▶ [Problem details]:
Below are entries to examine: work out how many lines contain the word "dans", and give only that number.

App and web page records

════

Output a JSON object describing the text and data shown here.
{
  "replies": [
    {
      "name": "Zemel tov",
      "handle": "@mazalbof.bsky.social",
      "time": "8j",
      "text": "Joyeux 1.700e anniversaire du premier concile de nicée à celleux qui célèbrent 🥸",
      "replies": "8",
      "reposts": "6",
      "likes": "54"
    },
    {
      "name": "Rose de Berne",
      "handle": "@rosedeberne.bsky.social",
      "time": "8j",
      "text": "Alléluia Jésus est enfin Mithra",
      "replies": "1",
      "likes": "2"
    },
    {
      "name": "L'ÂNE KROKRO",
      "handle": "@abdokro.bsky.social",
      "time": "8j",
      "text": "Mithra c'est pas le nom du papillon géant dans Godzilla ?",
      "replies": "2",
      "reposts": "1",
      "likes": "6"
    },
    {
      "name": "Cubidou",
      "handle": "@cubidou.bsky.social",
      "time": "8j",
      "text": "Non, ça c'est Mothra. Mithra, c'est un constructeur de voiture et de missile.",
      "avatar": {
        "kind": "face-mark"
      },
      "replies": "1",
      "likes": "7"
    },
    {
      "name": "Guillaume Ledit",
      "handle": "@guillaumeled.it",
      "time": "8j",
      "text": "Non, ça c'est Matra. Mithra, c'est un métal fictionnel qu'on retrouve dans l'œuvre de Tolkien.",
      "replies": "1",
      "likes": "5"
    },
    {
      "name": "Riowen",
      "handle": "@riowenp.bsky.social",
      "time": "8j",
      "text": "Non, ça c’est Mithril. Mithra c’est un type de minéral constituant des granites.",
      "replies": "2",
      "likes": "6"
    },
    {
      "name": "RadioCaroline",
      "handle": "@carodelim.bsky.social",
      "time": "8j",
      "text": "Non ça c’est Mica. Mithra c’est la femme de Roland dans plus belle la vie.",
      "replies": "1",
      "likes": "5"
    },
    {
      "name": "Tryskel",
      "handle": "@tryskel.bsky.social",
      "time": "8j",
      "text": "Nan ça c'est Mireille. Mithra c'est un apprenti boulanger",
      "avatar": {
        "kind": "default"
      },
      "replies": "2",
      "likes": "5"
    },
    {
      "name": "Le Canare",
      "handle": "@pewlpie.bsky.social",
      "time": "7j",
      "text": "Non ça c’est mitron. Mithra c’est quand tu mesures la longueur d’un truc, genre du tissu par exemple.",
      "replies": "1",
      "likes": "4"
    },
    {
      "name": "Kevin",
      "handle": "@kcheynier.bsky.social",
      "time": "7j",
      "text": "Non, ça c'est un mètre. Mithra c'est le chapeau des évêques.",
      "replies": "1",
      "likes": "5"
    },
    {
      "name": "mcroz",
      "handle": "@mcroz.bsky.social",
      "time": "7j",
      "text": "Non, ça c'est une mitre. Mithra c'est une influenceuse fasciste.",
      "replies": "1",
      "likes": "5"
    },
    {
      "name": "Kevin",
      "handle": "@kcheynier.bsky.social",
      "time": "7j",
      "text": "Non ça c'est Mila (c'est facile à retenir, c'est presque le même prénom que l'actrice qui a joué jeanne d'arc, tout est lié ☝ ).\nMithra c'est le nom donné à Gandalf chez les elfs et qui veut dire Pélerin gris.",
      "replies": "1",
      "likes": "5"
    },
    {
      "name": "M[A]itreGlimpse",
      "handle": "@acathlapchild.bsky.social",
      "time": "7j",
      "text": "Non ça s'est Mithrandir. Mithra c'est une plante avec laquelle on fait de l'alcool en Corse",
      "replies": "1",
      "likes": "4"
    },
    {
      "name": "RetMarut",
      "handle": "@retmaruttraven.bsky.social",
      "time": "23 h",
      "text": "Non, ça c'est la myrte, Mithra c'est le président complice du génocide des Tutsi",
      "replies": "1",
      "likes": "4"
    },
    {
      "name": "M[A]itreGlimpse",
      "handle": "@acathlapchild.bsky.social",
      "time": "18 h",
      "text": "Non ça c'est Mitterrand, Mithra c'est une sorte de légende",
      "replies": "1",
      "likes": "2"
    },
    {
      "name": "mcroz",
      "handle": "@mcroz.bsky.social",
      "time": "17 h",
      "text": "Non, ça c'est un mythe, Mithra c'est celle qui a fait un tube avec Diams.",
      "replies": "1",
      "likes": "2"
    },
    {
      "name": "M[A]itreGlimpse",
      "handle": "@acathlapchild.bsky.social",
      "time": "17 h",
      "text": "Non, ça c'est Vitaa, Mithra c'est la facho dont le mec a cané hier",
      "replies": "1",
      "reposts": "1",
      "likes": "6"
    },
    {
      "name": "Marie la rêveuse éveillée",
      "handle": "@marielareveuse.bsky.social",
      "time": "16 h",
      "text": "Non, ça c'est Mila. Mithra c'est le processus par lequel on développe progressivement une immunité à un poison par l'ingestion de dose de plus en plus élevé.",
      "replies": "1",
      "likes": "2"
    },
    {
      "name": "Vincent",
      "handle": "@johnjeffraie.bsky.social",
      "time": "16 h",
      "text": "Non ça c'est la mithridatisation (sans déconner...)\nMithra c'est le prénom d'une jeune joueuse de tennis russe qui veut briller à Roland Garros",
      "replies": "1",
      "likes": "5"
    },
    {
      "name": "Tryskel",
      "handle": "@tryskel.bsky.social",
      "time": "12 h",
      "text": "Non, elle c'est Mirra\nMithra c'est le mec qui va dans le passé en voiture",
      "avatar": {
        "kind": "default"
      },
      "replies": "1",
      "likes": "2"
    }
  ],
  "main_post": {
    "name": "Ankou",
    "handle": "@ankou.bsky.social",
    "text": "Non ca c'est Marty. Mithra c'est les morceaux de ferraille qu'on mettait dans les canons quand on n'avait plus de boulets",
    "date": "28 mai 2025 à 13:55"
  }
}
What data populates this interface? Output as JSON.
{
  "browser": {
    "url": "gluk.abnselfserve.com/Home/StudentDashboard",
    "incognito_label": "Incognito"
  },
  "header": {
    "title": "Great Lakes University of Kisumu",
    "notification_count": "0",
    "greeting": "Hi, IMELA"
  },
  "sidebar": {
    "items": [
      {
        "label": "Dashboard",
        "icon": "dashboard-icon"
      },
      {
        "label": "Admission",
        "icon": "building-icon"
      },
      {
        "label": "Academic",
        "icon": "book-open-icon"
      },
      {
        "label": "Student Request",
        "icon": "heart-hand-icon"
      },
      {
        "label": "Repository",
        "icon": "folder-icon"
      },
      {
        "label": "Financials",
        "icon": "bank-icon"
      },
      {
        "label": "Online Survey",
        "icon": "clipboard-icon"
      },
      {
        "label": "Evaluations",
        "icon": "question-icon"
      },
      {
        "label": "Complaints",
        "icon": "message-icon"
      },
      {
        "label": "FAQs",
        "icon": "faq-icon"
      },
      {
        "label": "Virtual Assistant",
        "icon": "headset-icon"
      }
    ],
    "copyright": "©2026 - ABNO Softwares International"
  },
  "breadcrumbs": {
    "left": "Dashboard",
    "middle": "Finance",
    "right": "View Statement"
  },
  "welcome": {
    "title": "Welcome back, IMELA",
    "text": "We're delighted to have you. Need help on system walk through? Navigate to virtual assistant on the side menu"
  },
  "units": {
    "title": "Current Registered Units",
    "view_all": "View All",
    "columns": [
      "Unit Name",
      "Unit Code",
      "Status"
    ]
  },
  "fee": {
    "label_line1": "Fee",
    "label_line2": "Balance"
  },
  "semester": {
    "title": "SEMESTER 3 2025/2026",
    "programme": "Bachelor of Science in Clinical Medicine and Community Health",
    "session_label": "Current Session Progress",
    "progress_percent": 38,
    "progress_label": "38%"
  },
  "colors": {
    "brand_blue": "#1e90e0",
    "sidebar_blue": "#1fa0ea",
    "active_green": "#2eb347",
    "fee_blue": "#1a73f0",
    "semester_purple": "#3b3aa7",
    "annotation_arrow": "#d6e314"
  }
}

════

▶ [Result of this exercise]:
5